A diplomatic source who asked to remain anonymous told the PanAm Post that the regime of Nicolás Maduro has not paid salaries at its diplomatic missions for the past two months. Such is the case with the Venezuelan diplomatic corps in Colombia.

Neither the ambassador, nor the consuls, nor the diplomats have received their payment for two months. Even more serious is that the military responsible for safeguarding the Venezuelan embassy has not been paid in a year.

The source informed PanAm Post that in the case of Colombia and specifically in Bogota, the government has been forced to reduce military personnel because “there is no way to pay them.”

“Good afternoon to all.
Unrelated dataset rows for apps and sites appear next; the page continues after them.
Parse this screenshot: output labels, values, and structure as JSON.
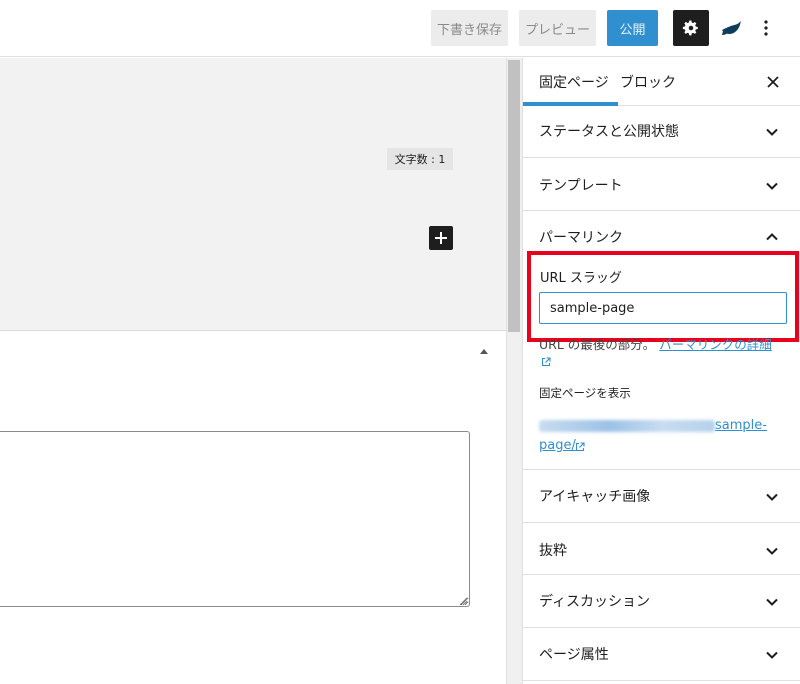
{
  "toolbar": {
    "save_draft_label": "下書き保存",
    "preview_label": "プレビュー",
    "publish_label": "公開"
  },
  "editor": {
    "word_count_label": "文字数 : 1",
    "textarea_value": ""
  },
  "sidebar": {
    "tabs": [
      {
        "label": "固定ページ",
        "active": true
      },
      {
        "label": "ブロック",
        "active": false
      }
    ],
    "panels": {
      "status": "ステータスと公開状態",
      "template": "テンプレート",
      "permalink": "パーマリンク",
      "featured_image": "アイキャッチ画像",
      "excerpt": "抜粋",
      "discussion": "ディスカッション",
      "page_attributes": "ページ属性"
    },
    "permalink": {
      "slug_label": "URL スラッグ",
      "slug_value": "sample-page",
      "help_text": "URL の最後の部分。",
      "help_link": "パーマリンクの詳細",
      "view_page_label": "固定ページを表示",
      "url_slug_part1": "sample-",
      "url_slug_part2": "page/"
    }
  },
  "colors": {
    "accent": "#2f8fcf",
    "highlight": "#e8001c",
    "dark": "#1e1e1e"
  }
}
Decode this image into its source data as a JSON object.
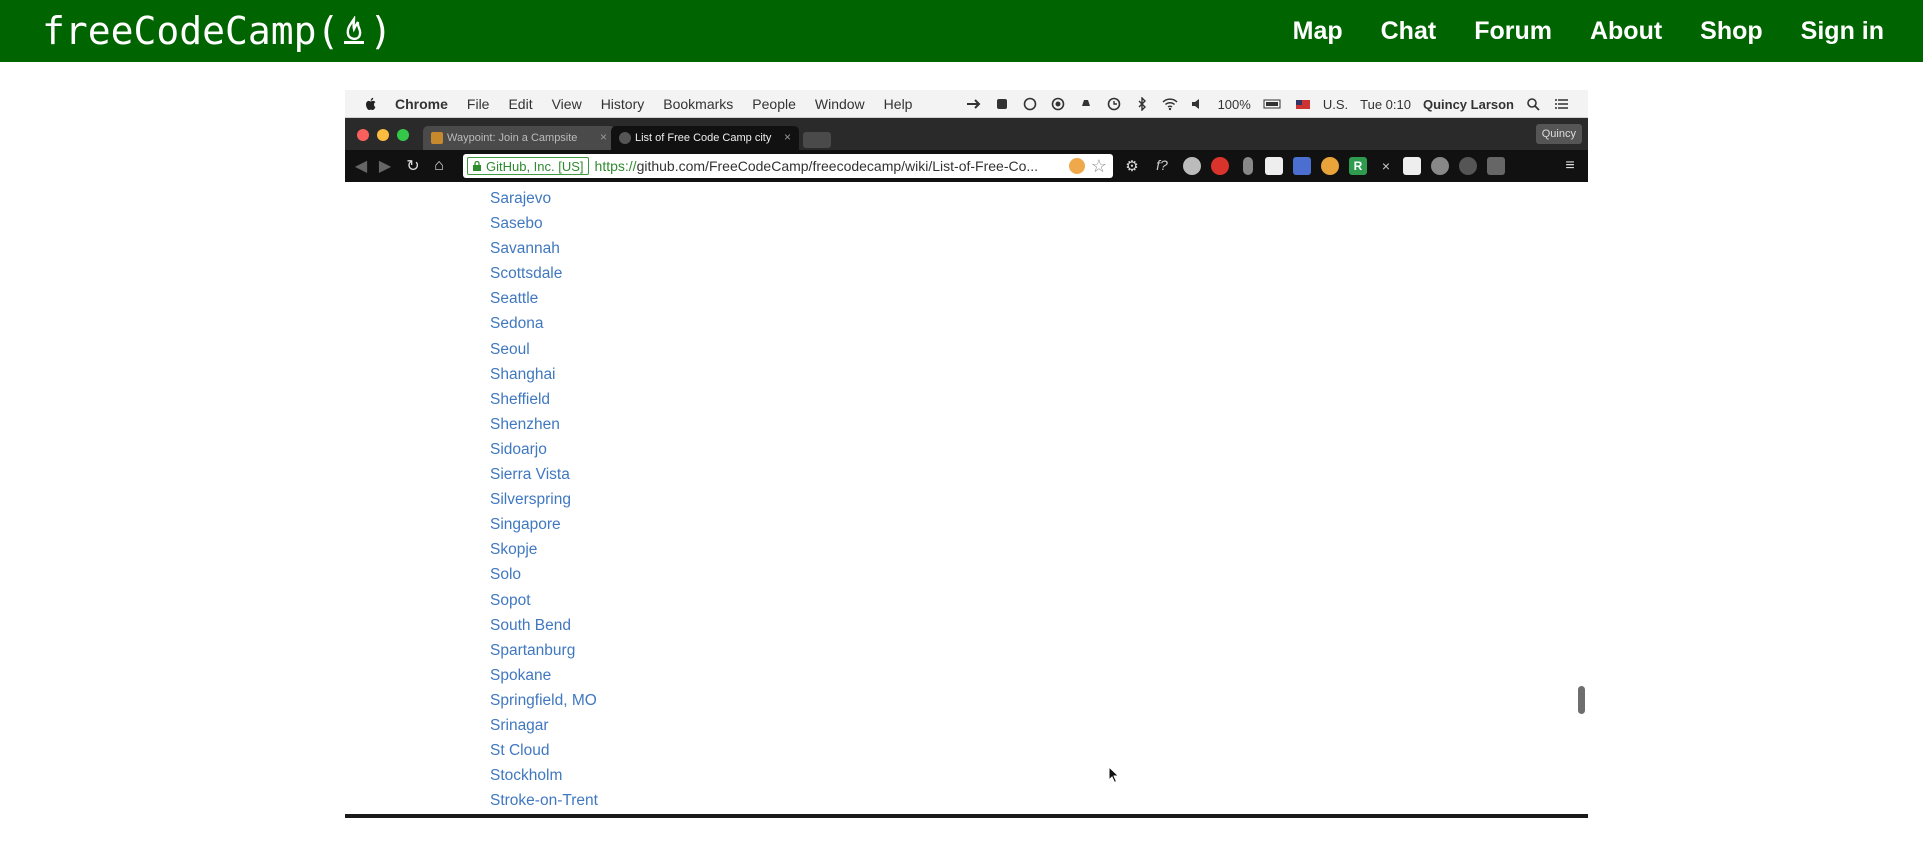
{
  "colors": {
    "fcc_green": "#006400",
    "link_blue": "#4078c0",
    "ev_green": "#2e8b2e"
  },
  "fcc": {
    "logo_left": "freeCodeCamp(",
    "logo_right": ")",
    "logo_icon": "flame-icon",
    "nav": [
      "Map",
      "Chat",
      "Forum",
      "About",
      "Shop",
      "Sign in"
    ]
  },
  "mac_menu": {
    "apple_icon": "apple-icon",
    "items": [
      "Chrome",
      "File",
      "Edit",
      "View",
      "History",
      "Bookmarks",
      "People",
      "Window",
      "Help"
    ],
    "battery": "100%",
    "input_source": "U.S.",
    "clock": "Tue 0:10",
    "user": "Quincy Larson"
  },
  "browser": {
    "tabs": [
      {
        "label": "Waypoint: Join a Campsite",
        "icon": "fcc-favicon-icon"
      },
      {
        "label": "List of Free Code Camp city",
        "icon": "github-favicon-icon"
      }
    ],
    "profile": "Quincy",
    "ev_label": "GitHub, Inc. [US]",
    "url_scheme": "https://",
    "url_rest": "github.com/FreeCodeCamp/freecodecamp/wiki/List-of-Free-Co..."
  },
  "cities": [
    "Sarajevo",
    "Sasebo",
    "Savannah",
    "Scottsdale",
    "Seattle",
    "Sedona",
    "Seoul",
    "Shanghai",
    "Sheffield",
    "Shenzhen",
    "Sidoarjo",
    "Sierra Vista",
    "Silverspring",
    "Singapore",
    "Skopje",
    "Solo",
    "Sopot",
    "South Bend",
    "Spartanburg",
    "Spokane",
    "Springfield, MO",
    "Srinagar",
    "St Cloud",
    "Stockholm",
    "Stroke-on-Trent"
  ]
}
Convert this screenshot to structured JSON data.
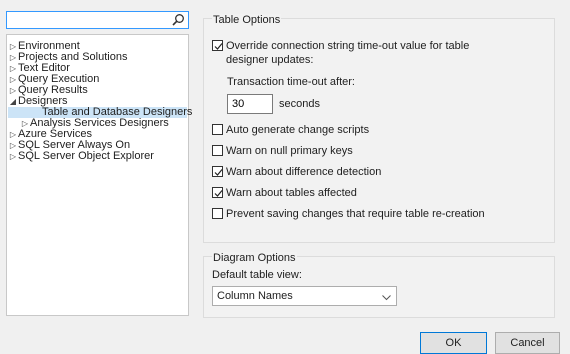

This communication is to inform you that the payroll for the month of October will be paid on Wednesday 07/12/2016 and it will be between 08/12 and 12/12/2016 when it will arrive in your accounts. Anything I can help you with, please let me know (…) 🤗🤗 I will advice you regarding the November payroll during the coming week.”

That was the message that diplomatic officials received on Wednesday to let them know that the October payment is supposed to be received in December; and that the date of the corresponding payment for the month of November is unknown.

In Colombia, for example, Venezuela has 46 diplomatic staff. Just in the embassy in Bogotá alone, Venezuela owes its 23 diplomats approximately, USD $184,000 in total.

The income of a credentialed official is a minimum of USD $4,000, while the monthly salary of a consul is around USD $5,000 and that of an ambassador around USD $7,800.

It should also be noted that members of the diplomatic missions are afraid to complain about this non-payment by the government, for fear of losing their jobs.

According to the same source, four diplomats were dismissed last year for criticizing state policies and for disagreements with the Venezuelan ambassador in Colombia.

However, given their desperation, the consulates in Bucaramanga, Medellin, Cartagena, and Bogota are planning to go on strike to pressure the government into paying them. But after discussions with Caracas regarding the delayed payments, the protest is in “wait and see” mode.

Sabrina Martín Sabrina Martín

Sabrina Martín is a Venezuelan journalist, commentator, and editor based in Valencia with experience in corporate communication. Follow @SabrinaMartinR.